    School boards must approve all booster club financial activities in advance, including fundraisers and major purchases. Likewise, before borrowing money for any reason, seek approval from your local school board.
  2. Booster clubs are high risks for lenders. Even if your school board approves your loan, it may be difficult to find a lending institution willing to loan to a booster club. With the frequent rotation of families in and out, lenders may feel that booster parents don’t have the sense of ownership, or obligation, to the organization. At best, the organization may qualify for an unsecured loan, but that comes with high interest. Since the loan would not be guaranteed by any type of property, the lender would assume higher risk.
  3. Personal loans are bad business. What if a parent offers to loan the booster club money at a competitive interest rate? Sounds good, doesn’t it. No complex forms, no red tape, no hassle. Well, while that may sound like a kind and generous offer, it is still a business deal. You would need a written agreement, or contract, clearly stating the terms of the loan to protect both parties. But even with a written contract, it’s still bad business.
    Proverbs 22:7 tells us, “…the borrower is servant to the lender” (NIV). Attitudes can change after a loan is made. For example, the lending parent may expect preferential treatment, like more playing time for his son. If you want more reasons not to make a person to person loan, listen to the Dave Ramsey show.

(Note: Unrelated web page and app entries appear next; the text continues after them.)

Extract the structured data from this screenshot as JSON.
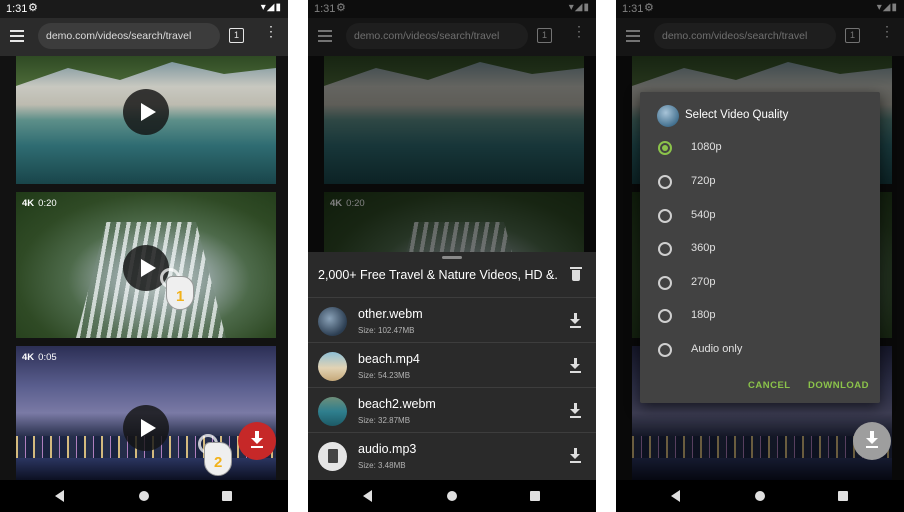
{
  "status_bar": {
    "time": "1:31"
  },
  "browser": {
    "url": "demo.com/videos/search/travel",
    "tab_count": "1"
  },
  "videos": [
    {
      "quality": "",
      "duration": ""
    },
    {
      "quality": "4K",
      "duration": "0:20"
    },
    {
      "quality": "4K",
      "duration": "0:05"
    }
  ],
  "gesture_steps": [
    "1",
    "2"
  ],
  "download_sheet": {
    "title": "2,000+ Free Travel & Nature Videos, HD &...",
    "files": [
      {
        "name": "other.webm",
        "size": "Size: 102.47MB"
      },
      {
        "name": "beach.mp4",
        "size": "Size: 54.23MB"
      },
      {
        "name": "beach2.webm",
        "size": "Size: 32.87MB"
      },
      {
        "name": "audio.mp3",
        "size": "Size: 3.48MB"
      }
    ]
  },
  "quality_dialog": {
    "title": "Select Video Quality",
    "options": [
      "1080p",
      "720p",
      "540p",
      "360p",
      "270p",
      "180p",
      "Audio only"
    ],
    "selected": "1080p",
    "cancel_label": "CANCEL",
    "download_label": "DOWNLOAD"
  },
  "colors": {
    "accent": "#8bc34a",
    "fab_red": "#c62828",
    "step_number": "#f2b21b"
  },
  "icons": [
    "hamburger-menu-icon",
    "gear-icon",
    "wifi-icon",
    "signal-icon",
    "battery-icon",
    "play-icon",
    "download-icon",
    "trash-icon",
    "file-icon",
    "back-icon",
    "home-icon",
    "recents-icon"
  ]
}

You’ll hear many callers’ horror stories about personal loans – real life fiascos that may not have crossed your mind.

Since borrowing money is out of the question, booster clubs must take a proactive approach to fundraising for big ticket items. When you prepare your annual budget, assess the condition of your equipment and uniforms. With about three years remaining in their useful life, establish a multi-year capital campaign. Planning early will prevent you – or your successors – from the headache of funding large projects with a short lead time.

To learn more about planning for the midterm and developing budgets, check out my book, The Booster Leader: 35 Leadership Essentials for a Thriving Booster Organization. You’ll find chapters dedicated to these topics, and much more. The Booster Leader is available on Amazon in Kindle and paperback formats.

Question: How will you fund your booster club’s next big ticket item? You can leave a comment by clicking here.